It has, I know, been asserted of him, that he was a person of intemperate warmth. But, at the same time I grant he was by nature irascible, I cannot allow there was ever the least authority for such an imputation; which originated either from injudicious observers, who, not allowing for the temper of the times in which he lived, and which were strongly marked by the spirit of party, miscalled his earnestness by the name of intemperate heat; or from others, whose errors in faith and practice, it was almost the business of his whole life, with all boldness and authority, to confute and correct. So far indeed was he from allowing himself in an intemperate warmth, that it was an invariable rule with him to resist the first ebullitions of anger....

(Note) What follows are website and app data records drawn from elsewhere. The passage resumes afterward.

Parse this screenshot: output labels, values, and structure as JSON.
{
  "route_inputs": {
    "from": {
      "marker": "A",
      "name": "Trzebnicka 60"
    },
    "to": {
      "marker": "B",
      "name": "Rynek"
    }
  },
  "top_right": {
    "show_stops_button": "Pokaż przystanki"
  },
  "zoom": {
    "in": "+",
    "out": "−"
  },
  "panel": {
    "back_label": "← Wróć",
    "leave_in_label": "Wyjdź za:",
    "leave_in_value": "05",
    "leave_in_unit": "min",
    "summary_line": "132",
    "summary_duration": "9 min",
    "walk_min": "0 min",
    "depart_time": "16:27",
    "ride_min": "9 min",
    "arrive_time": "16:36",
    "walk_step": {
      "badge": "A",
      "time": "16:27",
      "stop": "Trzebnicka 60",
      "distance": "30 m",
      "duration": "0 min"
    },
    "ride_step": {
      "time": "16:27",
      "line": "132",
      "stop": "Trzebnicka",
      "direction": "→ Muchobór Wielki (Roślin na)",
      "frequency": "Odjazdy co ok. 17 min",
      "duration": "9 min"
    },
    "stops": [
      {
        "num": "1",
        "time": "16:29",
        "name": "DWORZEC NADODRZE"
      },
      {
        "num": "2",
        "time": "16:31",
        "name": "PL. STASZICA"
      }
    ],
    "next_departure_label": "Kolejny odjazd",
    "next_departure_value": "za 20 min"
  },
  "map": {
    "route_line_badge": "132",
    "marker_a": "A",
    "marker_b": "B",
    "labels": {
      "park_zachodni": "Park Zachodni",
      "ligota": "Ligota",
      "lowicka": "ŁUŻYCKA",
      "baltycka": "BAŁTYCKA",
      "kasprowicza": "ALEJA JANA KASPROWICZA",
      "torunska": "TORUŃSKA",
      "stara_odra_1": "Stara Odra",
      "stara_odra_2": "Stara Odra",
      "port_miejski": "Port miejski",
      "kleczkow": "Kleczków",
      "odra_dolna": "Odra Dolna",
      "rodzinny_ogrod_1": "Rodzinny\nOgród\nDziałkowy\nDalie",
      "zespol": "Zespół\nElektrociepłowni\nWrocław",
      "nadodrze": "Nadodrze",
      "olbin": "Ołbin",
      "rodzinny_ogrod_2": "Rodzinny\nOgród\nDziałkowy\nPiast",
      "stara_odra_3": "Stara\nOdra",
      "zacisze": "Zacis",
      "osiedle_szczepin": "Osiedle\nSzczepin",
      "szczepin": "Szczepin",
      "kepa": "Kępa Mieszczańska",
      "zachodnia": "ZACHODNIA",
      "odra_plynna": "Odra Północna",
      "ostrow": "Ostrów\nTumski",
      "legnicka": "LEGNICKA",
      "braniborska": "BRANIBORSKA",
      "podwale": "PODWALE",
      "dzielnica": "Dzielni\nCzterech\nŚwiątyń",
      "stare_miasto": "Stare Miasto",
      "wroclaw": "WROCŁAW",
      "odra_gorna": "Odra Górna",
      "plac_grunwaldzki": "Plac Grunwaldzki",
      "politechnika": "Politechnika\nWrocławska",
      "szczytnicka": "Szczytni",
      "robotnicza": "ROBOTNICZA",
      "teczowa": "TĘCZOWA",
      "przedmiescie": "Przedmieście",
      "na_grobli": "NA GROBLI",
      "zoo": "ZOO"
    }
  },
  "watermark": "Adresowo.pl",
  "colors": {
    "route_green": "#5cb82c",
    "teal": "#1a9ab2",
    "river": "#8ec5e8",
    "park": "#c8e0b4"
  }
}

He was so much addicted to books, that it was Dr. Pearce's opinion that he studied harder than any man in England. In consequence of which a general abstraction and absence of mind was observable in him. And to such a degree was his attention engrossed thereby, that often-times ordinary matters and occurrences passed unheeded before him. During one of these moods of abstraction, it has been told me, that once, through straying from the foot-way in passing along the streets of the metropolis, he met with an hair-breadth escape from between two coaches, by which he was hemmed in so closely, that nothing but a divine Providence interposing at that instant could have extricated him therefrom. Notwithstanding this habitual abstractedness, he could at any time be called out of it easily by the sudden arrival of an old acquaintance, with whom he would immediately mingle in agreeable conversation, and enter into convivial humour; and when applied to for a song in turn, I remember his giving us the good old song of Celebrate this Festival, &c. for which, even at an advanced age, he was not ill qualified, by the possession of an agreeable tenor-base voice, in which were some mellow tones, the lower ones especially. Upon such an occasion, I must own, it was extremely pleasing to me (though but a stripling at the time) to see the Doctor, from one who, in the preceding moment, in common and in his family, was the most abstracted, in an instant, by the most extraordinary versatility, commence the communicative and agreeable companion, for which he was every way fitted by long and much conversation with some of the most eminent characters of his own times, an extensive knowledge of books, and a retentive memory, but especially by the last, by which he made very thing he read his own.